BEGIN Given information

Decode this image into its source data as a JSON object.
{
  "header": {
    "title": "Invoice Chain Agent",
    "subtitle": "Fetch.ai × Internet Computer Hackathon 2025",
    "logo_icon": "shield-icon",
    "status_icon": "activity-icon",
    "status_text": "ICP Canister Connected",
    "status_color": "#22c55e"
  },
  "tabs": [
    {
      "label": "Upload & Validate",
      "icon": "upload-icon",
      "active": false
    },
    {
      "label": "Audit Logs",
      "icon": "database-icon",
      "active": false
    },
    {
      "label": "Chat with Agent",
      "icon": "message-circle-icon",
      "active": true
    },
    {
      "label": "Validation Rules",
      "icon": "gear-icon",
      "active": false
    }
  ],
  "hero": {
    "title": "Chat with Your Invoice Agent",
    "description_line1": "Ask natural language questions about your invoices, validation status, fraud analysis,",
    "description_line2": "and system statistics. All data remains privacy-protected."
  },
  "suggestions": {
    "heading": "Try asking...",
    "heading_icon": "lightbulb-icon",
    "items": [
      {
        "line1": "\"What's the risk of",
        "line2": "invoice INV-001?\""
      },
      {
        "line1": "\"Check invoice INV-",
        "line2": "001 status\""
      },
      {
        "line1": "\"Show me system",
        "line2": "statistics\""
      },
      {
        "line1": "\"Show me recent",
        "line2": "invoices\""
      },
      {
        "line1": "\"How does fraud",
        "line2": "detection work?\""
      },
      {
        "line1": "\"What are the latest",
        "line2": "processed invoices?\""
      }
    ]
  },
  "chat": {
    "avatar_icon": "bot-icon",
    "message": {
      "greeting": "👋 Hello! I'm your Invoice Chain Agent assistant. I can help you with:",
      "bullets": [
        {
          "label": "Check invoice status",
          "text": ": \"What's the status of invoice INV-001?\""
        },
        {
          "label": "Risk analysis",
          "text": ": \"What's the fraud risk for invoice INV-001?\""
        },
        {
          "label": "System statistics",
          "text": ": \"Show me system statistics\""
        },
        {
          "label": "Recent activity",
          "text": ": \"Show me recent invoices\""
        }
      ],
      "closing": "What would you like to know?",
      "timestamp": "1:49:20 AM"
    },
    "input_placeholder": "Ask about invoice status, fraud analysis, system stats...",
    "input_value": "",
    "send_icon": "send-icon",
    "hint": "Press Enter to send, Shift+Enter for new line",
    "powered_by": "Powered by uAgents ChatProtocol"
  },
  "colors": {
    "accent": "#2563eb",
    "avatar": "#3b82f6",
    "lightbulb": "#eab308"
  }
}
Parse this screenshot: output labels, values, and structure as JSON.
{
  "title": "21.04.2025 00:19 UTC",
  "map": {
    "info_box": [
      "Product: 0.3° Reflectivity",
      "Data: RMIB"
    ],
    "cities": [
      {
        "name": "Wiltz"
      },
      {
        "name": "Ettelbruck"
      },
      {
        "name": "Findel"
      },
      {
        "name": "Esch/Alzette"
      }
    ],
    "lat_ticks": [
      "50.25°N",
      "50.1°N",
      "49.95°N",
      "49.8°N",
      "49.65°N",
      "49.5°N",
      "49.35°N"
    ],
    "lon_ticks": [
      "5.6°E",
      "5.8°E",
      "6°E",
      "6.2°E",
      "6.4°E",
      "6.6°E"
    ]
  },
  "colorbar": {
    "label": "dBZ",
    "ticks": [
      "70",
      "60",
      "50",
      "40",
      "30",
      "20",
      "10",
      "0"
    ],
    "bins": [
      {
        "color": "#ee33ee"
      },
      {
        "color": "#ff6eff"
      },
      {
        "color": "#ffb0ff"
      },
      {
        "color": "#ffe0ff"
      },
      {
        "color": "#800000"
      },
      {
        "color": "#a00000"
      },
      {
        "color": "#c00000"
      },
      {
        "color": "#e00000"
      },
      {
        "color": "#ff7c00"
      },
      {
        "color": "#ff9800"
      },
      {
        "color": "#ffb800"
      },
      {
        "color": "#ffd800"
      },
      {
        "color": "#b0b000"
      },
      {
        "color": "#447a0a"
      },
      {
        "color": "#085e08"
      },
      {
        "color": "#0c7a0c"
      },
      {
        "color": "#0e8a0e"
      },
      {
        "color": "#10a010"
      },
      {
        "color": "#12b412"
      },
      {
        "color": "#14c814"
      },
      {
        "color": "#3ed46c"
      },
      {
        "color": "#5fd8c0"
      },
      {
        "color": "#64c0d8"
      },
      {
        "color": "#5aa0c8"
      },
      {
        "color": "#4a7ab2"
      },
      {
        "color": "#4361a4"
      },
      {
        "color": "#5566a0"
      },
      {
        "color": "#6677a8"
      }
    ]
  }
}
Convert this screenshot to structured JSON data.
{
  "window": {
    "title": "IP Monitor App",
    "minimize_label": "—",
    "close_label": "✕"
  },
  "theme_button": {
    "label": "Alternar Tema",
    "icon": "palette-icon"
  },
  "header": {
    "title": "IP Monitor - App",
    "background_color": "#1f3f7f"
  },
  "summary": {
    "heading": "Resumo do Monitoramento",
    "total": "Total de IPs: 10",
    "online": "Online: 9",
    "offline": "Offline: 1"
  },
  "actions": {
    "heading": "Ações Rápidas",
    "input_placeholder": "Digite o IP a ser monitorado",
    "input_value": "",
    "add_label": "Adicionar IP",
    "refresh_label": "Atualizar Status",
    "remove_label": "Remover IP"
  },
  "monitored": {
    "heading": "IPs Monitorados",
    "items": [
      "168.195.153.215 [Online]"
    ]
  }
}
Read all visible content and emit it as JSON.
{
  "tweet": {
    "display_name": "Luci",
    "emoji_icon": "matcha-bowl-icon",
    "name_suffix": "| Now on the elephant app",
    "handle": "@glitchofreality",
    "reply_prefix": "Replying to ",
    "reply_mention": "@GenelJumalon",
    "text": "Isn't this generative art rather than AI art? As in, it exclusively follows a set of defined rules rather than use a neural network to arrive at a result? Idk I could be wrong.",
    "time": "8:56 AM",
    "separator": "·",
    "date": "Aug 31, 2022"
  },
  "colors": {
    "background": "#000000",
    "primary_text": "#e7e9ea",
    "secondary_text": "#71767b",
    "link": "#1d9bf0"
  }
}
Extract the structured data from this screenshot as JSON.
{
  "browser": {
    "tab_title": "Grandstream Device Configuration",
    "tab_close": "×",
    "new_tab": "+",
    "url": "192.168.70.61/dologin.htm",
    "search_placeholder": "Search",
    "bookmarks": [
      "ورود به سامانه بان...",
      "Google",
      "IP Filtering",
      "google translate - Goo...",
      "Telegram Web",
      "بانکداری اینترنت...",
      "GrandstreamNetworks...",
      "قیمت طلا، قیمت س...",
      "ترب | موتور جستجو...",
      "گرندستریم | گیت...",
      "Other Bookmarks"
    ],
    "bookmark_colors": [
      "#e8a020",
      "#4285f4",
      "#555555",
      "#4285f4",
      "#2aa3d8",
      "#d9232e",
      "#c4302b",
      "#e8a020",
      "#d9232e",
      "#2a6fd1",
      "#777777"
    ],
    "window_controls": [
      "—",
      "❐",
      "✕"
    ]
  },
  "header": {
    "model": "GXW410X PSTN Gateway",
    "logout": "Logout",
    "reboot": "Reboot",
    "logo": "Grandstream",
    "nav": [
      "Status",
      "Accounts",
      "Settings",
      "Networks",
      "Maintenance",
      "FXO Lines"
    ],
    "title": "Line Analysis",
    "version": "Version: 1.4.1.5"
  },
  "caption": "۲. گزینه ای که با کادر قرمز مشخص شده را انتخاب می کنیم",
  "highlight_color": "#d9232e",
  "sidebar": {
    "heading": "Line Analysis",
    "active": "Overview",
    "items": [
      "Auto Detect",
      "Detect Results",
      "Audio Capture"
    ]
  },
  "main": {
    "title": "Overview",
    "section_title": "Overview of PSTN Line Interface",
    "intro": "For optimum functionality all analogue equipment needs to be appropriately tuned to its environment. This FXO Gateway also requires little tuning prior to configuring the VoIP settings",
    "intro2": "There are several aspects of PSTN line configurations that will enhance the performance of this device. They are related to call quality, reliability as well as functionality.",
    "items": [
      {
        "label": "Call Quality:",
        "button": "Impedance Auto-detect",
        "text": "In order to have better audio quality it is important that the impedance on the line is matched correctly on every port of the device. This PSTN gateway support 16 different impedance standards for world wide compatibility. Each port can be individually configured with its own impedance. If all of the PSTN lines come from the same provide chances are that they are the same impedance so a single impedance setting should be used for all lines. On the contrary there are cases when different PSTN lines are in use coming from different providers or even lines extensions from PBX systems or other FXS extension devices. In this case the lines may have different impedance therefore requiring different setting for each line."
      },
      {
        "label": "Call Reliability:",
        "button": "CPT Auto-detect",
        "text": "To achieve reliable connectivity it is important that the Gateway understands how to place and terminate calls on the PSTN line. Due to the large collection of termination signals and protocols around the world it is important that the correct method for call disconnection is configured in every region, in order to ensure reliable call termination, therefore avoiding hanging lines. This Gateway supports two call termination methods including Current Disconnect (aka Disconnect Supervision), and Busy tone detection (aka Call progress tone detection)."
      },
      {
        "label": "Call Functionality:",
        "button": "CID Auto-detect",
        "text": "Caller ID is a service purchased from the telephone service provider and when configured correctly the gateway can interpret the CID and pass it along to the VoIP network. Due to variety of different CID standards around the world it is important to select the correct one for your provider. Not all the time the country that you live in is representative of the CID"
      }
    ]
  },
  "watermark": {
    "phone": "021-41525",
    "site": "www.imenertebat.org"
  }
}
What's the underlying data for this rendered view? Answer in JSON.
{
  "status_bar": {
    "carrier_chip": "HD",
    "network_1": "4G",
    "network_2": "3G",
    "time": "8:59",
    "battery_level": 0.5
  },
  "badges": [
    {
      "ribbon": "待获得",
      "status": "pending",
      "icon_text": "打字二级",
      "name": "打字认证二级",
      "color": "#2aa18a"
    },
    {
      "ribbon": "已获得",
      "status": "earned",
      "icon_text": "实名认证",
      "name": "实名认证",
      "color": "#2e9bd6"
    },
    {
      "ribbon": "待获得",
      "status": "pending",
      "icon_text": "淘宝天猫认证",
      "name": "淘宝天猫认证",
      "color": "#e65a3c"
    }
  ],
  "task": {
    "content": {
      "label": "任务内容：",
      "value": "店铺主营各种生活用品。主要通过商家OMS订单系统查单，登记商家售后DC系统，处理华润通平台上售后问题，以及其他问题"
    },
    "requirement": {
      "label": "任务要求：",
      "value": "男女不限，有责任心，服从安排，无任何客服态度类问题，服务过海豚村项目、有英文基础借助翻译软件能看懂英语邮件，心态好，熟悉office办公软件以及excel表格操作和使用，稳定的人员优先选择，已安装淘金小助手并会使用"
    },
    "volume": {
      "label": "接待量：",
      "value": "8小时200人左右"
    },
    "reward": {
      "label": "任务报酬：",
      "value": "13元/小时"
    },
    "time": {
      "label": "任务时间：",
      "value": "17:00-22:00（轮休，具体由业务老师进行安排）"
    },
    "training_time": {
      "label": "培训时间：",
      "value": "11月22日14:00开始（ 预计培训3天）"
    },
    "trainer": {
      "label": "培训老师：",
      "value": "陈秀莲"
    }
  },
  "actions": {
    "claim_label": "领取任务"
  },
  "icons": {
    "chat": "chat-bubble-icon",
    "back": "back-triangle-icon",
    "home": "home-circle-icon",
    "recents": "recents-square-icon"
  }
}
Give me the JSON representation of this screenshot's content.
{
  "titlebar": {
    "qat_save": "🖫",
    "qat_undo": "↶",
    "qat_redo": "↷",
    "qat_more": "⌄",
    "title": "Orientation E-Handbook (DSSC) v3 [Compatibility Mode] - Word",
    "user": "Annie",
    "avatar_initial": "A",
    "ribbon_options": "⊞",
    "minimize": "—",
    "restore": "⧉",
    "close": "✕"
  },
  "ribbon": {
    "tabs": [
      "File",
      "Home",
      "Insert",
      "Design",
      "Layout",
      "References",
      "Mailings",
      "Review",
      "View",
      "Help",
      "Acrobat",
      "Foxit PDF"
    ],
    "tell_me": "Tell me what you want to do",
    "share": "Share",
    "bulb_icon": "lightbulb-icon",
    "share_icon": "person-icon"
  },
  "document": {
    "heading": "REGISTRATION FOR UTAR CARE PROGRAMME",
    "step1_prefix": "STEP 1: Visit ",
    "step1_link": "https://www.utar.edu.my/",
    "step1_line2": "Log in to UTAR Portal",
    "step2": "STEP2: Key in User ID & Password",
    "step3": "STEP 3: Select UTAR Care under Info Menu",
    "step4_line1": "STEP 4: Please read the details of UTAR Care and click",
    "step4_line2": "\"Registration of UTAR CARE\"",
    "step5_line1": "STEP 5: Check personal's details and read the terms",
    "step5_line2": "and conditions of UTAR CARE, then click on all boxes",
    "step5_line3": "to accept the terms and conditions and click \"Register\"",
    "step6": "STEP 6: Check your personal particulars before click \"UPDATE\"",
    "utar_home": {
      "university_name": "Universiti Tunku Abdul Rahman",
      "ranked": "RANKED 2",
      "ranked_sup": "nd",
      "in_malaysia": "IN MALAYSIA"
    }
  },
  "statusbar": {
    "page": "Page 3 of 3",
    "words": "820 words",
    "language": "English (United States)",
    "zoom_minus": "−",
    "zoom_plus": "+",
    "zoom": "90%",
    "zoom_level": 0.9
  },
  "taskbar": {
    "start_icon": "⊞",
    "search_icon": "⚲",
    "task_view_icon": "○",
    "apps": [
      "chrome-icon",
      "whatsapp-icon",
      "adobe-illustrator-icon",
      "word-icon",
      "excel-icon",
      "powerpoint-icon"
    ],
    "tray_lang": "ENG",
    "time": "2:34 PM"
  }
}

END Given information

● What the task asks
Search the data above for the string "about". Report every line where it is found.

● Task answer
    "description_line1": "Ask natural language questions about your invoices, validation status, fraud analysis,",
    "input_placeholder": "Ask about invoice status, fraud analysis, system stats...",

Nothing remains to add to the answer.